Task objective
Print the data that follows word for word, leaving out any picture.

App and web page records:
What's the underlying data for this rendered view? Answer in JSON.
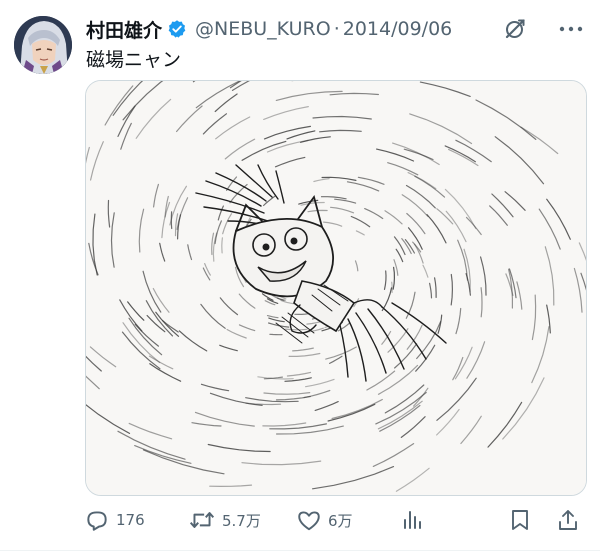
{
  "post": {
    "author_name": "村田雄介",
    "handle": "@NEBU_KURO",
    "separator": "·",
    "date": "2014/09/06",
    "text": "磁場ニャン"
  },
  "actions": {
    "replies": "176",
    "reposts": "5.7万",
    "likes": "6万"
  },
  "colors": {
    "verified": "#1d9bf0",
    "secondary_text": "#536471",
    "primary_text": "#0f1419"
  },
  "icons": [
    "verified-badge-icon",
    "grok-icon",
    "more-icon",
    "reply-icon",
    "repost-icon",
    "like-icon",
    "views-icon",
    "bookmark-icon",
    "share-icon"
  ]
}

Task response
What's the underlying data for this rendered view? Answer in JSON.
{
  "post": {
    "author_name": "村田雄介",
    "handle": "@NEBU_KURO",
    "separator": "·",
    "date": "2014/09/06",
    "text": "磁場ニャン"
  },
  "actions": {
    "replies": "176",
    "reposts": "5.7万",
    "likes": "6万"
  },
  "colors": {
    "verified": "#1d9bf0",
    "secondary_text": "#536471",
    "primary_text": "#0f1419"
  },
  "icons": [
    "verified-badge-icon",
    "grok-icon",
    "more-icon",
    "reply-icon",
    "repost-icon",
    "like-icon",
    "views-icon",
    "bookmark-icon",
    "share-icon"
  ]
}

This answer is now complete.